|The first excerpt represents the past or something you must release, and is drawn from Lady Chatterley's Lover by D. H. Lawrence:
But Clifford had already jerked her into gear. She gave a sick lurch
and ebbed weakly forwards.
'If I give her a push, she'll do it,' said the keeper, going behind.
'Keep off!' snapped Clifford. 'She'll do it by herself.'
'But Clifford!' put in Connie from the bank, 'you know it's too much
for her. Why are you so obstinate!'
Clifford was pale with anger. He jabbed at his levers. The chair gave a
sort of scurry, reeled on a few more yards, and came to her end amid a
particularly promising patch of bluebells.
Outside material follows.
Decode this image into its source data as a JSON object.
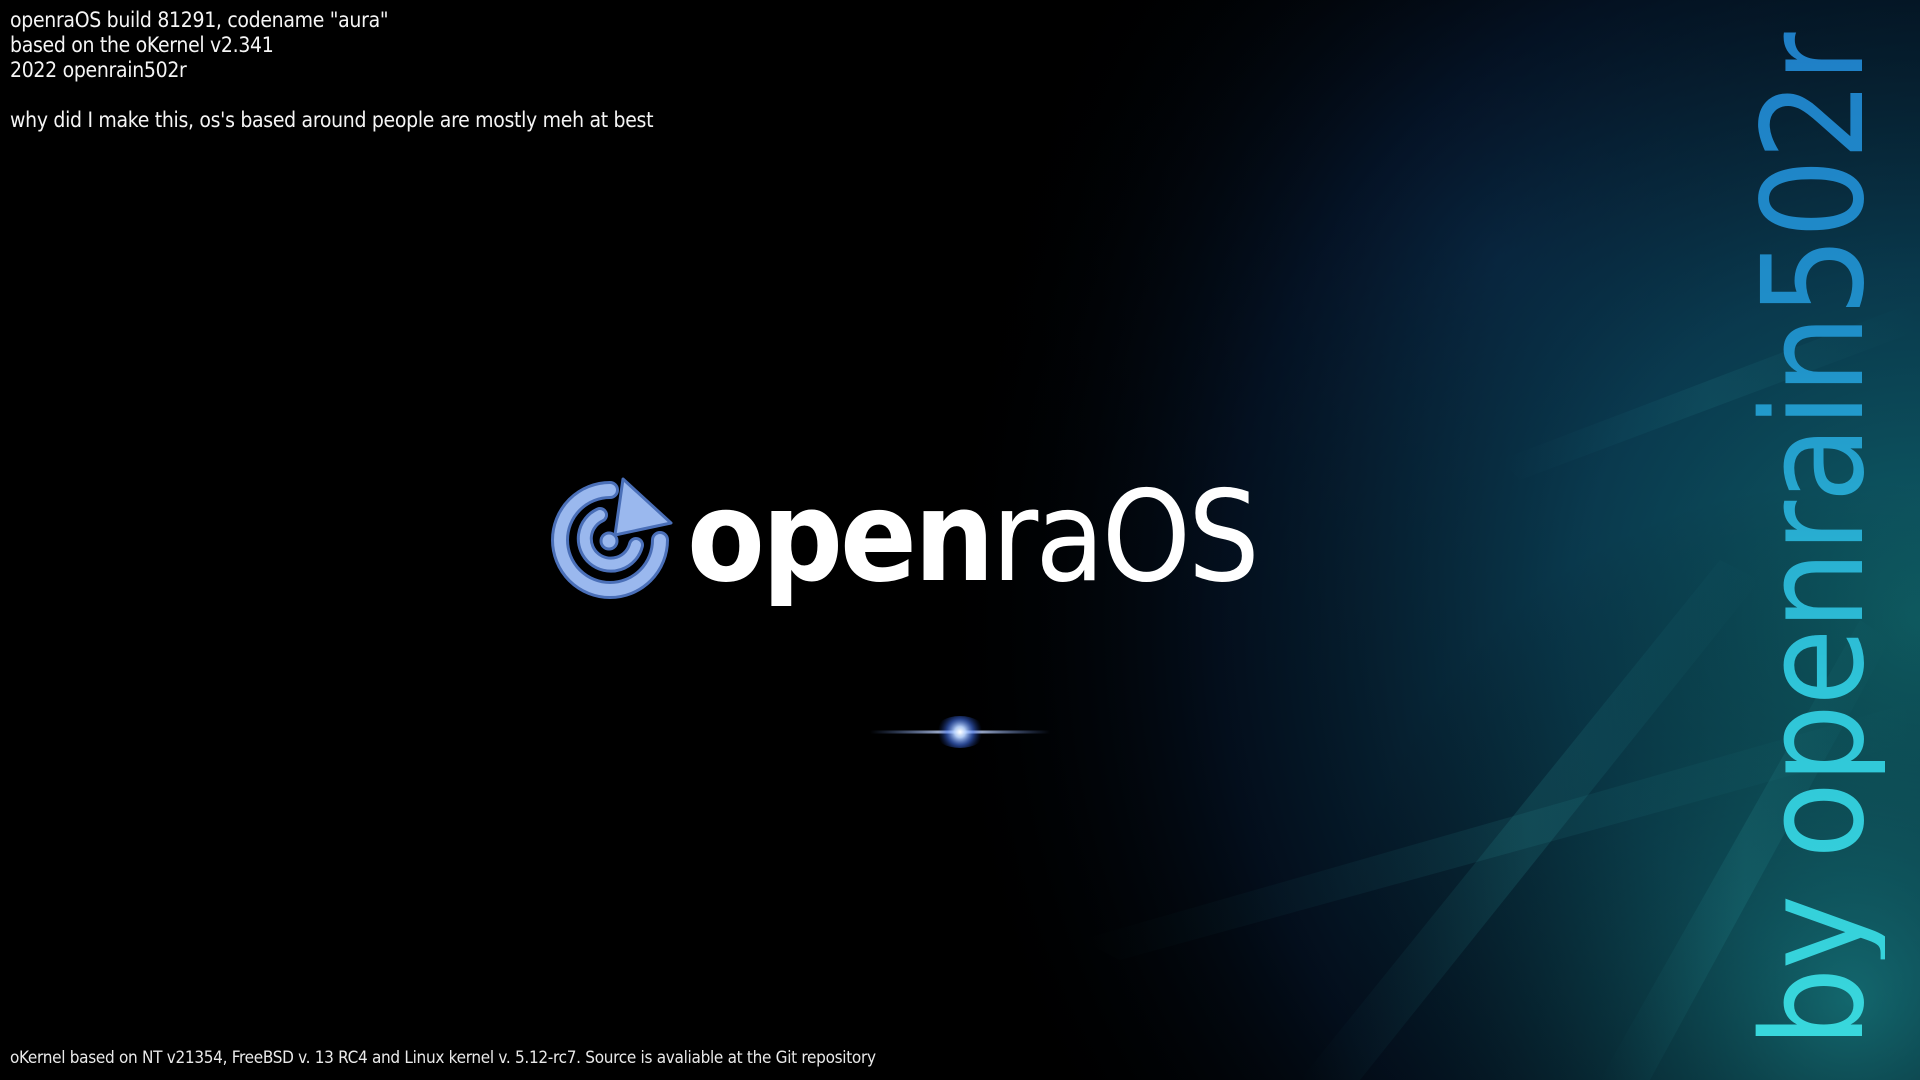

'She's done!' said the keeper. 'Not power enough.'
'She's been up here before,' said Clifford coldly.
Lady Chatterley's Lover
|The second excerpt represents the present or the deciding factor of the moment, and is drawn from Gorgias by Plato:
CALLICLES: I suppose that you mean health and strength?
SOCRATES: Yes, I do; and what is the name which you would give to the
effect of harmony and order in the soul? Try and discover a name for this
as well as for the other.
CALLICLES: Why not give the name yourself, Socrates?
SOCRATES: Well, if you had rather that I should, I will; and you shall say
whether you agree with me, and if not, you shall refute and answer me.
'Healthy,' as I conceive, is the name which is given to the regular order
of the body, whence comes health and every other bodily excellence: is
that true or not?
|The third excerpt represents the future or something you must embrace, and is drawn from Love Songs by Sara Teasdale:
Pierrot plays in the garden,
And all the roses know
That Pierrot loves his music, --
But I love Pierrot.
In the spring I asked the daisies
If his words were true,
And the clever, clear-eyed daisies
Now the fields are brown and barren,
Bitter autumn blows,